Increasingly, when I’ve been asked to share HOPE’s mission statement, it catches in my throat. Somehow, it has become harder and harder to choke out two small but incredibly significant words: “the poor.”

Poverty Photo

Our mission statement is, “To invest in the dreams of the poor in the world’s underserved communities as we proclaim and live the gospel.” So many of the things that I am deeply passionate about are encapsulated in that simple sentence. I love that we are investors in dreams. I love that we work in the underserved regions of the world. I love how unapologetic we are about our bold commitment to the Gospel.

My discomfort stems from labeling the people we serve as “the poor.” Here’s why.

1. It further entraps people in poverty.

By referring to people as “the poor” we are defining them by their current situation, and not by their potential. We dismiss their value. We reinforce their financial poverty, and miss the many things that they do have.
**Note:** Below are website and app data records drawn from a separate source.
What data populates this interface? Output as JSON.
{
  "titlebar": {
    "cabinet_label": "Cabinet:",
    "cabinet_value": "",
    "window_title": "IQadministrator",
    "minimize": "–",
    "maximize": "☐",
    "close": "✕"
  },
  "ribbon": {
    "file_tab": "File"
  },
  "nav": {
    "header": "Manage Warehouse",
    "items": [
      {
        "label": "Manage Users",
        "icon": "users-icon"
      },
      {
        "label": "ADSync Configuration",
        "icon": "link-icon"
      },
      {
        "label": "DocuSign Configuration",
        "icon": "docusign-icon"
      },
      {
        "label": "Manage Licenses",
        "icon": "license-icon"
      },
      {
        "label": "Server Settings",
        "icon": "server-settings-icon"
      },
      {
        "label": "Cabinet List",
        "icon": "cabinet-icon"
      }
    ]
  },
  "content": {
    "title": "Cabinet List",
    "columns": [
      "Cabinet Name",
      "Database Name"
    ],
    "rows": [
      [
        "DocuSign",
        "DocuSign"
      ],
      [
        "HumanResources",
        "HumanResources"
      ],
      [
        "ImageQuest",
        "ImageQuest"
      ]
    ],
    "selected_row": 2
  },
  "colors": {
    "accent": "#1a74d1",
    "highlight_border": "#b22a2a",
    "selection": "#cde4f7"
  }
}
Language matters, and defining people by their financial poverty traps them in their current condition and crushes the hope that life could get better. It kills dreams.

I never want to insinuate that someone’s identity is tied to their financial situation.
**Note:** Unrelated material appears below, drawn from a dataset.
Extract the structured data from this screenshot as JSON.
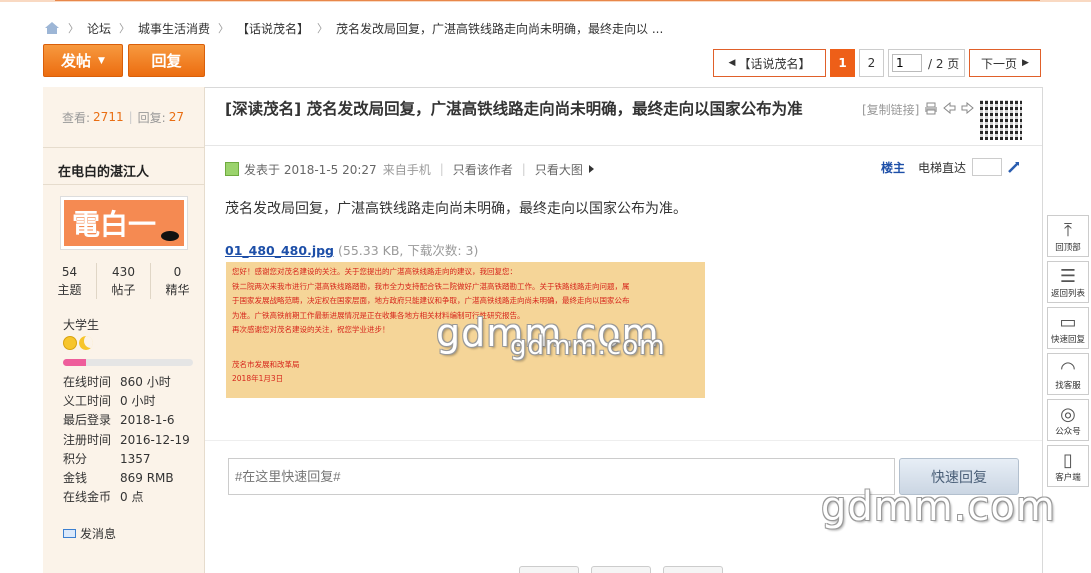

2. It reinforces a strictly financial definition of poverty.

When we ask North Americans “What is poverty?” they respond by talking about the material ramifications of poverty. Not enough food. No clean water. Living on less than $1 per day. These answers wildly differ from the results from a World Bank study of 60,000 people living in financial poverty around the world. When asked about poverty, instead of talking primarily about physical issues, individuals in financial poverty responded by highlighting the social and psychological effects of living on less than $1.25 a day. They talked about feeling an overwhelming sense of shame. They spoke of powerless, voiceless, and hopeless. They talked about fear and isolation.

“The poor” is a term that reduces poverty to a financial number, and yet people living under its crushing weight understand that poverty is about so much more than finances.

3. It makes us feel that we are not poor.

By calling other people “the poor”, we automatically imply that we are rich. Financially, this may be true. However, when using a broader [and I humbly submit, more accurate!] definition of poverty, we realize that it’s possible to be financially poor, but relationally rich. It’s also possible to be financially rich, but spiritually poor.

The more that I’ve listened to myself label the families we serve as “the poor,” the more I’ve begun to feel that we are actually part of the problem by defining the people we serve by what they lack. In so doing, we have been unwittingly reinforcing the very problem we are furiously working to solve. To label people as “the poor” dismisses precious men and women that bear the Imago Dei. It strips them of their dignity and makes them a statistic.

Similarly, I feel uncomfortable with words like “slaves” and “prostitutes.” I’d rather talk about “people who are enslaved” and “individuals who are caught in prostitution.” If you define yourself as a slave or a prostitute, you’ll start believing that is your identity. It will only become more difficult to break free. And as I define you as a slave or a prostitute, it will become difficult to see you as anything else. God forbid that any of us be defined by our problems.

The difference may sound subtle, but it signifies something incredibly significant. I don’t want to identify people by their current position. I want to identify them as who they really are, individuals with inherent worth, capacity, and dignity. Individuals deeply loved by their Creator and full of explosive potential. Individuals with a bright hope and a future.

I am determined to stop labeling people by their current reality. I certainly don’t want to be known for my present failures or struggles, but as one treasured and adopted into God’s family as a beloved son.

Last week, our Board unanimously voted to change our mission statement, and replace “the poor” with “families.” It’s a small step, and yet an important recognition that we do not want to define the people we serve by their problems.

So if we are having a future conversation and you hear me talk about “the poor,” please remind me of my own poverty and together, let’s watch our language.